Estonians are also now exporting their saunas around the world through beautifully designed brands, such as Boat sauna and Iglusaun (which is even delivering it’s first order to Australia right now!) Thanks to our Nordic quality, innovative designs, and lowered costs, Estonia has already become the world’s largest exporter of pre-made wooden homes so it’s possible that Estonia could also become the world’s largest exporter of saunas too.
Funnily enough though, many Estonian saunas are still referred to as ‘Finnish saunas’, despite being made in Estonia and even being used in Estonia. It’s probably time that changed, especially as Estonia’s smoke saunas are even now famous enough to feature in a recent cover story for the New York Times magazine:

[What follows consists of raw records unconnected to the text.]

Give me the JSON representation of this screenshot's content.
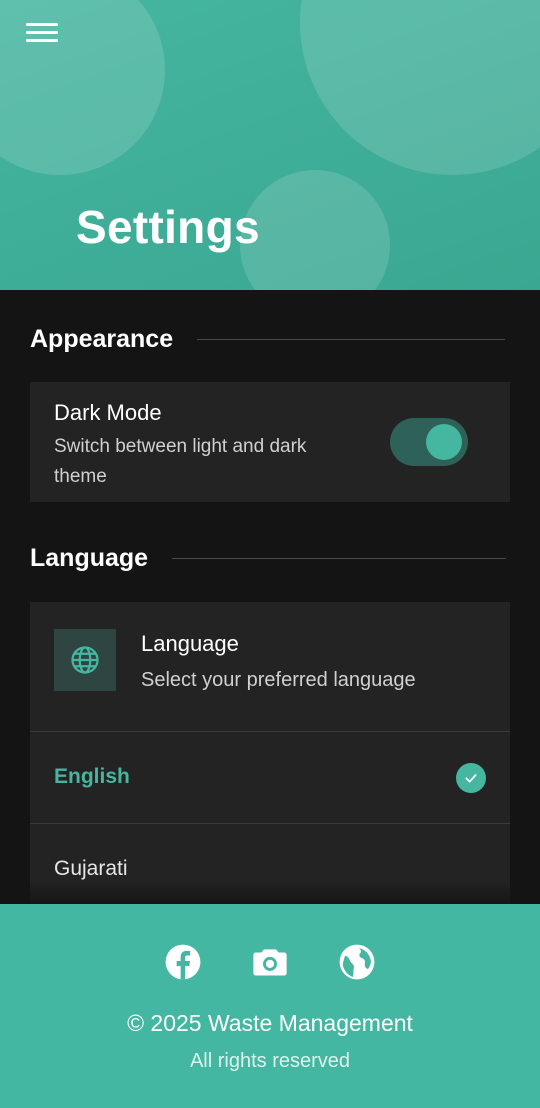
{
  "header": {
    "title": "Settings",
    "menu_icon": "hamburger-menu-icon"
  },
  "appearance": {
    "section_title": "Appearance",
    "dark_mode": {
      "title": "Dark Mode",
      "description": "Switch between light and dark theme",
      "enabled": true
    }
  },
  "language": {
    "section_title": "Language",
    "card_title": "Language",
    "card_description": "Select your preferred language",
    "icon": "globe-icon",
    "options": [
      {
        "label": "English",
        "selected": true
      },
      {
        "label": "Gujarati",
        "selected": false
      }
    ]
  },
  "footer": {
    "social_icons": [
      "facebook-icon",
      "camera-icon",
      "globe-icon"
    ],
    "copyright": "© 2025 Waste Management",
    "rights": "All rights reserved"
  },
  "colors": {
    "accent": "#45b6a0",
    "background": "#141414",
    "card": "#232323",
    "footer": "#43b7a1"
  }
}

But no matter where you are in the world and which sauna you are using, remember the next time that you sweat it out inside one that you are continuing a very old tradition with an extraordinary story that is interwoven with the fate and fortunes of the people who used them.
Saunas have never just been rooms. They are a way of life and so, in many ways, the history sauna is really a history of us.
About ‘Estonian Saunas’
Thanks for reading. The Estonian Saunas blog is run by Anni and Adam, explorers and exporters of Estonian saunas.
Anni is a green building specialist who grew up here in Estonia immersed in sauna culture, while Adam is a väliseestlane (‘foreign Estonian’) whose family were exiled to the UK during Soviet times but he has now returned and is still trying to understand the sauna — and everything else about his Estonian heritage.
Together, we love finding weird and wonderful saunas all over Estonia and telling the world about them. Check out our plan to make 100 Estonian saunas more famous around the world.
We also offer two saunas in Tallinn that you can visit. Both are based on the best of Estonian design and technology, although in very different ways. The first is our smoke sauna, Rangi saun, which combines an ancient sauna heating technique with a contemporary Estonian design. The second is our WiFi-controlled e-sauna, Tondi Saun, which is part of our apartment that you can book through Airbnb.
In addition to reading our blog, you can follow Estonian Saunas on Instagram, Facebook, YouTube and Twitter. There’s also a Facebook group for fans of Estonian saunas where you can share advice and stories.
Finally, you can email us at firstname.lastname@example.org.